* Task requirements
Each line of the records that holds the word "JSON" should be copied out.

*** Input records Section Begins ***

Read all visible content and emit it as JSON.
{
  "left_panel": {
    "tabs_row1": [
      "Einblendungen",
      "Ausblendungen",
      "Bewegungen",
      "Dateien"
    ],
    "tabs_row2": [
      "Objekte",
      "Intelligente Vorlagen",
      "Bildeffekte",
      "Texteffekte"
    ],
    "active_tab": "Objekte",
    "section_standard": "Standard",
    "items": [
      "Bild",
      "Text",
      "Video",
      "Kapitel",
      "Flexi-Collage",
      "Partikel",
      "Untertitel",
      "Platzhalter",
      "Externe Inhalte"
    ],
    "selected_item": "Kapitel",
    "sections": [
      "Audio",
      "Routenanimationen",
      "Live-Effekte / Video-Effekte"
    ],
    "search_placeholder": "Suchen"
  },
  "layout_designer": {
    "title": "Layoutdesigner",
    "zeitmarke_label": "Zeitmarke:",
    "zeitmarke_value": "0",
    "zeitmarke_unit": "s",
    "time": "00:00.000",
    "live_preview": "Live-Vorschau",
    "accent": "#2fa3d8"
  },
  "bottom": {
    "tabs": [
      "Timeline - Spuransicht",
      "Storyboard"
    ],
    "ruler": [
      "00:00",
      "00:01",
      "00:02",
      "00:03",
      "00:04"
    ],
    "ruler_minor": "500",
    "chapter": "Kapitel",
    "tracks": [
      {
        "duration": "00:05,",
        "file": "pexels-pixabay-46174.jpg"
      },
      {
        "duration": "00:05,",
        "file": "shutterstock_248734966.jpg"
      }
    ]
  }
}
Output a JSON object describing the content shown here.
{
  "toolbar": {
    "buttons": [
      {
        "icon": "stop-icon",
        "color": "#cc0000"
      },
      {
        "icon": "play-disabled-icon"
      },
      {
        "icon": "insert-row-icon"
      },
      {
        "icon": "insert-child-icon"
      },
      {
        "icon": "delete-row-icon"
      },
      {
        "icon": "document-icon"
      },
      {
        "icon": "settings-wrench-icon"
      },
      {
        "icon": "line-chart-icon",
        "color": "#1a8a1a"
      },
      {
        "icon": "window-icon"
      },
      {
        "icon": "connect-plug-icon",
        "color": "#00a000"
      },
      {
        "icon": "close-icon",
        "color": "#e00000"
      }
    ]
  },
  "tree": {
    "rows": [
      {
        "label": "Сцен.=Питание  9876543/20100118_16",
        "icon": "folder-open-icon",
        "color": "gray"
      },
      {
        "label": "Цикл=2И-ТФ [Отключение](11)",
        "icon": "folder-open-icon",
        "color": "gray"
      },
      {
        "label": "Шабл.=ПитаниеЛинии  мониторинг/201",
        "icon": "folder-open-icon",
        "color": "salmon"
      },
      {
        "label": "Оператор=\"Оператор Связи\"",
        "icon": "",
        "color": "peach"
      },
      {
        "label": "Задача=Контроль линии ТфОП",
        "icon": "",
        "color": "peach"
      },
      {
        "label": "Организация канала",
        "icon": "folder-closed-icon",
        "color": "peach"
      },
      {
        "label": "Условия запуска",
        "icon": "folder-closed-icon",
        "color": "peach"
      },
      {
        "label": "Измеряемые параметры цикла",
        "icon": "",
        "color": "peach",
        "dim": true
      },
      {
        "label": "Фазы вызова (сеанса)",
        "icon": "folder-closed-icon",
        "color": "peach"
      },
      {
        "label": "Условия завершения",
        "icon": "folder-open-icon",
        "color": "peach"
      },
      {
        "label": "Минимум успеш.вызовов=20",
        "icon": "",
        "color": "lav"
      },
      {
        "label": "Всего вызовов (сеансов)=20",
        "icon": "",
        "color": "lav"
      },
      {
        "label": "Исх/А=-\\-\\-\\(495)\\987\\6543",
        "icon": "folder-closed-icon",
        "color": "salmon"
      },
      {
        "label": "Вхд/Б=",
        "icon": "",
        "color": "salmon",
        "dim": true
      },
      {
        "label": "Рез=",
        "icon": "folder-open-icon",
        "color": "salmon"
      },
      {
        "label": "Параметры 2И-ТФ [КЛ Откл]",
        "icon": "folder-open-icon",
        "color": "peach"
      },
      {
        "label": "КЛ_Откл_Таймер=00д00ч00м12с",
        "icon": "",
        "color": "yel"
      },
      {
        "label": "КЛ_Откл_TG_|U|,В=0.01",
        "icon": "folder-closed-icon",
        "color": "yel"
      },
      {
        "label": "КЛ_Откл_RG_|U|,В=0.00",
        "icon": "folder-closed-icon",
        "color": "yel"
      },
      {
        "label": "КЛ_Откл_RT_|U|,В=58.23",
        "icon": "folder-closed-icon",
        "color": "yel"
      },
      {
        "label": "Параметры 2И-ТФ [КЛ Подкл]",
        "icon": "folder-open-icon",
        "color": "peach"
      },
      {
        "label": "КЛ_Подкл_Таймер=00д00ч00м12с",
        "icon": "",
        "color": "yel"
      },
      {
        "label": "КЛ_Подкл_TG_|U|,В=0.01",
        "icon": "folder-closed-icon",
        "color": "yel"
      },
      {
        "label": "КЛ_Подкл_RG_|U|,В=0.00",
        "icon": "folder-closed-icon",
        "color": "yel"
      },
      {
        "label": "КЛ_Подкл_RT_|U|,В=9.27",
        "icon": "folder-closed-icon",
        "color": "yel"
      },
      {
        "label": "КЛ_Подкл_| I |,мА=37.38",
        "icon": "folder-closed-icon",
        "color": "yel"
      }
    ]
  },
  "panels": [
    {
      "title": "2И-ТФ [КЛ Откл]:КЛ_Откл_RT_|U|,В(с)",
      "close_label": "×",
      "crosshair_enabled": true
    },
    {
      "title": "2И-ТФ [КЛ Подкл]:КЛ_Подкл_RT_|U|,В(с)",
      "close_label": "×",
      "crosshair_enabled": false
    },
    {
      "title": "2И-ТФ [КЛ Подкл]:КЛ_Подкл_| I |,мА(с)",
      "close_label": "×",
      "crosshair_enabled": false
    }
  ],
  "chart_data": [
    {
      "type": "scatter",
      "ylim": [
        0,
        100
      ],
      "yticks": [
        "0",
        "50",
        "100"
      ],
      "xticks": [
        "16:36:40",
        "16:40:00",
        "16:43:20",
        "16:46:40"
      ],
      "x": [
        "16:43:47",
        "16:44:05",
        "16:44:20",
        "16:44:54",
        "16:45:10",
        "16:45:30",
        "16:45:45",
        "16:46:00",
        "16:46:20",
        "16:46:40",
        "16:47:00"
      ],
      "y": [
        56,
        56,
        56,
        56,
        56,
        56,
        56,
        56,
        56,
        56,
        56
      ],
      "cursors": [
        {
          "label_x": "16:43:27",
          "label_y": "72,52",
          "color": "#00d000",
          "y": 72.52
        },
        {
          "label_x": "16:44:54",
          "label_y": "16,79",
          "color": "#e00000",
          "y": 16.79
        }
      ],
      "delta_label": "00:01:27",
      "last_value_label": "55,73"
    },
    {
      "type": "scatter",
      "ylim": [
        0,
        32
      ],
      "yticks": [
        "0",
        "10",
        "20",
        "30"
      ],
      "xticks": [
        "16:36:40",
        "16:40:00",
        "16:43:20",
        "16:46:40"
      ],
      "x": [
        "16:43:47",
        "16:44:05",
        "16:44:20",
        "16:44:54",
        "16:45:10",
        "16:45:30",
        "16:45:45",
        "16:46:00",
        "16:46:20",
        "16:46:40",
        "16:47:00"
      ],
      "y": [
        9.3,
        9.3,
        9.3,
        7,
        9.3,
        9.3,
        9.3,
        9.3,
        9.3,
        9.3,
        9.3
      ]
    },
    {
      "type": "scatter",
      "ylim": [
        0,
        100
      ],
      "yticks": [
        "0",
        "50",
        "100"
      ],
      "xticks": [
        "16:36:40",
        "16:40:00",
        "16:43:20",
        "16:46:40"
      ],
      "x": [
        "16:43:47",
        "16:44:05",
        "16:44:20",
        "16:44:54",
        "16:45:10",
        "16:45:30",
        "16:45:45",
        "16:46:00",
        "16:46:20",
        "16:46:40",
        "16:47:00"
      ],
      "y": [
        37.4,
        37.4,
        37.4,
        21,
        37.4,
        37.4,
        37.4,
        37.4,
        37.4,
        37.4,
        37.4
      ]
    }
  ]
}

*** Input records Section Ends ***

* Task output
Read all visible content and emit it as JSON.
Output a JSON object describing the content shown here.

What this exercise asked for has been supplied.